In the tradition of the Langston Hughes’ classic Montage of a Dream Deferred, Mitchell L. H. Douglas uses persona poetry to explore the personal and professional struggles of soul legend Donny Hathaway in his debut collection Cooling Board: a Long-Playing Poem. Douglas presents a narrative in two sides: side one focusing on Hathaway’s development as a young musician and subsequent rise to fame and side two bearing witness to the adversity that plagued his later years. Readers see Hathaway as true to his family and faith, and uncompromising in his quest for musical innovation.
In a nod to Hathaway’s legacy as a musical trailblazer, Douglas implements a significant poetic innovation through the book’s format. By including alternate versions or “takes” of poems readers receive new information and interpretations of the poems. It can be likened to an album with previously unreleased versions of popular songs. Along the way, poems resembling liner notes and pop charts enhance the experience, reminding readers that the music is the heart of this ride.
Above all, Douglas’ depiction of Hathaway reveals the human side of a man who has remained a mystery in the time since his death. Not only does the poet speak in the voices of Hathaway and his long-time collaborator Roberta Flack, the reader also hears the voices of those closest to Hathaway whom we are less familiar with: his mother, Drusella Huntley, his grandmother, Martha Crumwell—Hathaway’s earliest music teacher—and his wife, Eulaulah.

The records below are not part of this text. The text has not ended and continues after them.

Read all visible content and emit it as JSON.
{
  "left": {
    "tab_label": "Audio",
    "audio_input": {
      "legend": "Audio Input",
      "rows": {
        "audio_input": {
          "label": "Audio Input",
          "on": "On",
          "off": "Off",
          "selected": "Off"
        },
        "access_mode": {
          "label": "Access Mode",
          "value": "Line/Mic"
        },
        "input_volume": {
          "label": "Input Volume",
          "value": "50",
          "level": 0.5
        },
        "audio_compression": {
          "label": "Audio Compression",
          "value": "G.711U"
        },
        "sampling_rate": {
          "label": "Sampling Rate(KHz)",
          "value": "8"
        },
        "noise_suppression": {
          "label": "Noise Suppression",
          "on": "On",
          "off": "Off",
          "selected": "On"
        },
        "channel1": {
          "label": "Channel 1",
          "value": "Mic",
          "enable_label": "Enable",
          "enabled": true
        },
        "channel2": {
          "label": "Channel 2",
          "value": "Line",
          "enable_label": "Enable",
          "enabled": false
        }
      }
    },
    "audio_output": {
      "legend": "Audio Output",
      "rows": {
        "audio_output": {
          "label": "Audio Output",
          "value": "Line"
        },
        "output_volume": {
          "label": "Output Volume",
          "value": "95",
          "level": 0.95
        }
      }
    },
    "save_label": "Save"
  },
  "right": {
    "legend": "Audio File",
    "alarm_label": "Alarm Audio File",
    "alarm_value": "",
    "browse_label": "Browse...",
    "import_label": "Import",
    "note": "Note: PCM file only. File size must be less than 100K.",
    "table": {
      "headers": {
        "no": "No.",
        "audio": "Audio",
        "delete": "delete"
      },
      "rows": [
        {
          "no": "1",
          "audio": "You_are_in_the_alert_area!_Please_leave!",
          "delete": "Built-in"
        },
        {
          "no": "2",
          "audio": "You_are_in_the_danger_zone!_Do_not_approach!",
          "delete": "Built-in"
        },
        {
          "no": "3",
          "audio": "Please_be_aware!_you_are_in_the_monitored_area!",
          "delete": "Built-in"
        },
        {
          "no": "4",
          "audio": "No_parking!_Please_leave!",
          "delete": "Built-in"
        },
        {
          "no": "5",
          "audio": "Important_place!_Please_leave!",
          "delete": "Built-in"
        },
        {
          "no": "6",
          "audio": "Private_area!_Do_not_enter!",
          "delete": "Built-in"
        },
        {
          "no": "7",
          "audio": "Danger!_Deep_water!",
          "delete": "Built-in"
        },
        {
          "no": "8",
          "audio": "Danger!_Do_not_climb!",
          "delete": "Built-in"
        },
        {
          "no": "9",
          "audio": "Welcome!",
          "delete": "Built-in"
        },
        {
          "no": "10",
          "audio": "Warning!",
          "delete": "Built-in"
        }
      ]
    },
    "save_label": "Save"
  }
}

With Douglas as a guide versed in the power of possessing many tongues, Cooling Board captures its reader like the best Hathaway song: passionately, honestly, and with an undeniable sense of purpose.